KWS Manufacturing

Ideal Drive Configuration for Live Bottom Screw Feeders

Question

We are currently looking to upgrade the drive package for our 4-screw live bottom feeder. One method uses a single motor/gear reducer driving all four screws through a series of chain drives and the other calls for the use of individual motor/gear reducers on each screw. Is one method recommended over the other?

Answer

Considering the benefits of redundancy, torque requirements and subsequent cost implications, KWS recommends using individual motor/gear reducers for each screw whenever possible.

When considering a single motor/gear reducer with chain drives to the other 3 screws, each screw is completely reliant on the screw it is driven by. If the first screw directly attached to the motor/gear reducer fails, power won’t be transmitted to any other screw in the system. The live bottom feeder and hopper is completely inoperable and will need to be emptied by hand before maintenance personnel can access the broken screw.

With each screw independently driven and you experience a screw failure, the plant will continue to operate at a reduced capacity using the remaining three screws in the live bottom. In addition, the remaining screws are capable of emptying the bulk material from the live bottom feeder and hopper, leaving much less material to be removed by hand to reach the failed screw. By including redundancy in the design, costly unplanned downtime can be minimized.

Similarly, when driving all four screws from a single motor/gear reducer, every screw must be sized to handle full motor torque. As a result, larger shafts, screw center pipe and bearings must be used. For example, if your 4-screw live bottom feeder uses a 20 horsepower motor at 30-rpm motor/gear reducer, full motor torque is approximately 42,000 inch-pounds. To properly design the live bottom feeder to eliminate mechanical failures, the shafts and bearings would be at least 3-7/16-inch in diameter. By comparison, driving each of the four screws with a 5-horsepower at 30-rpm motor/gear reducer, full motor torque is only 10,500 in-pounds. In this case, the minimum shaft and bearing size is 2-7/16-inches in diameter. The required motor/gear reducer is significantly smaller as it is designed to output a quarter of the torque.

While it may seem like adding three motor/gear reducers to the design would increase cost, the opposite is often true. By eliminating chain drives and utilizing smaller diameter shafts, bearings and motor/gear reducers, total equipment cost is typically less than a single motor/gear reducer with chain drives.
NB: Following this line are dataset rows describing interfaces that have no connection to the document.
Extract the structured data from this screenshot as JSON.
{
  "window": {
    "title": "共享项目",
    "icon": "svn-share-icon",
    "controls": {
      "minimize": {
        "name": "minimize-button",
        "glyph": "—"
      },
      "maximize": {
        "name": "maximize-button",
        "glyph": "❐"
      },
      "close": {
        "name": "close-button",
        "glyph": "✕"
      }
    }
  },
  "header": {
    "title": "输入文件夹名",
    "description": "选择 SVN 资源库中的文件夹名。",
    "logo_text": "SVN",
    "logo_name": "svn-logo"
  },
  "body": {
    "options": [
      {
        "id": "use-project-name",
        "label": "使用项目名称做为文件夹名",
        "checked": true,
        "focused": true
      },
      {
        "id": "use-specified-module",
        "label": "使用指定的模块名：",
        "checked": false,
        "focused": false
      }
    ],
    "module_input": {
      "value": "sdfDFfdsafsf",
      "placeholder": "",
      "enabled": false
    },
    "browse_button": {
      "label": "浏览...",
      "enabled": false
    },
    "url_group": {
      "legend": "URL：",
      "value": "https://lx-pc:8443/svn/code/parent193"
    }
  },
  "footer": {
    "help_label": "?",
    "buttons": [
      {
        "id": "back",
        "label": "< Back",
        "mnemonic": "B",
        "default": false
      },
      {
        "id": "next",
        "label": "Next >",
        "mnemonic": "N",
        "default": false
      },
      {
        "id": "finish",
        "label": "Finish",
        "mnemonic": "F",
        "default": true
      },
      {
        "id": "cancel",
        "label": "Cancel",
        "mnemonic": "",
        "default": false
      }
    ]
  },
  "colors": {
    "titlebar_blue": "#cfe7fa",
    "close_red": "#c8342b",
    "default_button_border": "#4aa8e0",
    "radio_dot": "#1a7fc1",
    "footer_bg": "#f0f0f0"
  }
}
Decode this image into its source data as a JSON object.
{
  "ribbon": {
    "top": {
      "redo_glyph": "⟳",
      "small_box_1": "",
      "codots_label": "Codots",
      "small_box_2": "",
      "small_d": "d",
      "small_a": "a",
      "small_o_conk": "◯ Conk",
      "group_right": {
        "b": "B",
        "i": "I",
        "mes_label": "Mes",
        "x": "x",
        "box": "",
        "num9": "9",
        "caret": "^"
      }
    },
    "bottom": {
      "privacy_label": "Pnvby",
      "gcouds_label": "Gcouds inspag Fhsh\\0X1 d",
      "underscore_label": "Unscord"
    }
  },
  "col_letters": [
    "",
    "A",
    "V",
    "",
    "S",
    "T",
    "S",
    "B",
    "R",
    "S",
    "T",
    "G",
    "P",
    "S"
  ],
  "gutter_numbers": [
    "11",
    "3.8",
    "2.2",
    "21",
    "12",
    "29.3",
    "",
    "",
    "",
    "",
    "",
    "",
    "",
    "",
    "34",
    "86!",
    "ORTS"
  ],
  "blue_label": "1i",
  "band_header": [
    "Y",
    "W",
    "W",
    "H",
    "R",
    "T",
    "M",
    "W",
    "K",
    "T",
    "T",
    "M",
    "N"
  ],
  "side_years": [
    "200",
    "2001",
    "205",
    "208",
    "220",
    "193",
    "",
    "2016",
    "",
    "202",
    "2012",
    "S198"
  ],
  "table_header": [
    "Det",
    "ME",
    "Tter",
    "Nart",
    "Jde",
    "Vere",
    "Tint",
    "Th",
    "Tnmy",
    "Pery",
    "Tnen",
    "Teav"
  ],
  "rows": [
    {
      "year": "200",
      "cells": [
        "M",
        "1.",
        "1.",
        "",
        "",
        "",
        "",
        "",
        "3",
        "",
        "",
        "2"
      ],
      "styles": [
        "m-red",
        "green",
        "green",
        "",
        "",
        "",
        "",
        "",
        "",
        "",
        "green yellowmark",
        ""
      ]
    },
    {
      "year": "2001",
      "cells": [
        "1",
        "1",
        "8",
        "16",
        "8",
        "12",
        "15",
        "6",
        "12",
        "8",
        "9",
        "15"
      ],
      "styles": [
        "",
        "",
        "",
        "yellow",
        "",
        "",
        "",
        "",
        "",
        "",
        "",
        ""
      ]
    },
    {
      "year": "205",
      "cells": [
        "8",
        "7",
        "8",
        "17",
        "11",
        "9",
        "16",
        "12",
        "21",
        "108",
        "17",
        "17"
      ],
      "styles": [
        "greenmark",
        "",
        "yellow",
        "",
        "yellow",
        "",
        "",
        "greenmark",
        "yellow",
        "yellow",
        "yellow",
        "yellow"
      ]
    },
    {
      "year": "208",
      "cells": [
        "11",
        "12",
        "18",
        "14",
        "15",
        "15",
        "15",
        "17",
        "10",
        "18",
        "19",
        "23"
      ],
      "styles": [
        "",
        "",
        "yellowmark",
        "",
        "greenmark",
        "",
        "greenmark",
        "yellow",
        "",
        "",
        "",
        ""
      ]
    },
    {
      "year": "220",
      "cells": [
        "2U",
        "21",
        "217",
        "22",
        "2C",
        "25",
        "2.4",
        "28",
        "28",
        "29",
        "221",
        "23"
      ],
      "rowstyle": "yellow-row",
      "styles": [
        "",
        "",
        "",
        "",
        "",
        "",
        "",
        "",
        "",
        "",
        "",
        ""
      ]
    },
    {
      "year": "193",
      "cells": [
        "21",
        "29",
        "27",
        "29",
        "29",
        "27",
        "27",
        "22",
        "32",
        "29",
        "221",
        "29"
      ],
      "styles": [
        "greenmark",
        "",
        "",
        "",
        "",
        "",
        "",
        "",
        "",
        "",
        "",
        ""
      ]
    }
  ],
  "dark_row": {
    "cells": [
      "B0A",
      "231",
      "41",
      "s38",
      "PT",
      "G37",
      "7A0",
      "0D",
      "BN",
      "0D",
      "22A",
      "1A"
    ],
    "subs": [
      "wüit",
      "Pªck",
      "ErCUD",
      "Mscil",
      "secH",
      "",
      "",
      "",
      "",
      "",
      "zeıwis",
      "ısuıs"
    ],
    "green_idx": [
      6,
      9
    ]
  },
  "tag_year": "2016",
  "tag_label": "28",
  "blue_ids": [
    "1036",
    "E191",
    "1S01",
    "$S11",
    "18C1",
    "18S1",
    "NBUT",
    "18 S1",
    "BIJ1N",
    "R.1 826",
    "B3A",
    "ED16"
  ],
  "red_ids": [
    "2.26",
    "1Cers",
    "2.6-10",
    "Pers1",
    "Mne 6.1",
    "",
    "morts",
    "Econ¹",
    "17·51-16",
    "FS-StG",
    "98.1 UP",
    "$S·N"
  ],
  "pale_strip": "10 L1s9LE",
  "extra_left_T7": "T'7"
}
When adding in the potential saved downtime resulting from redundancy, individual motor/gear reducers offer lower total cost of ownership.

4 Screw Live Bottom Feeder with Single Motor/ Gear Reducer and Chain Drives

4 Screw Live Bottom Feeder with Single Motor/ Gear Reducer and Chain Drives

4 Screw Live Bottom Feeder with Individual Motor/Gear Reducers

4 Screw Live Bottom Feeder with Individual Motor/Gear Reducers

Driving Each Screw Individually Reduces Size of Shafts, Bearings and Motor/Gear Reducers

Driving Each Screw Individually Reduces Size of Shafts, Bearings and Motor/Gear Reducers

Individual Motor/Gear Reducers Provide Redundancy and Minimize Downtime

Individual Motor/Gear Reducers Provide Redundancy and Minimize Downtime

Get Connected

CEMA Standard Components and Complete Engineered Systems

Contact Us Online Resources
KWS Mfg Captain Conveyor

Ask CaptAIn Conveyor An AI Powered Bulk Material Handling Expert

CaptAIn Conveyor AI Chat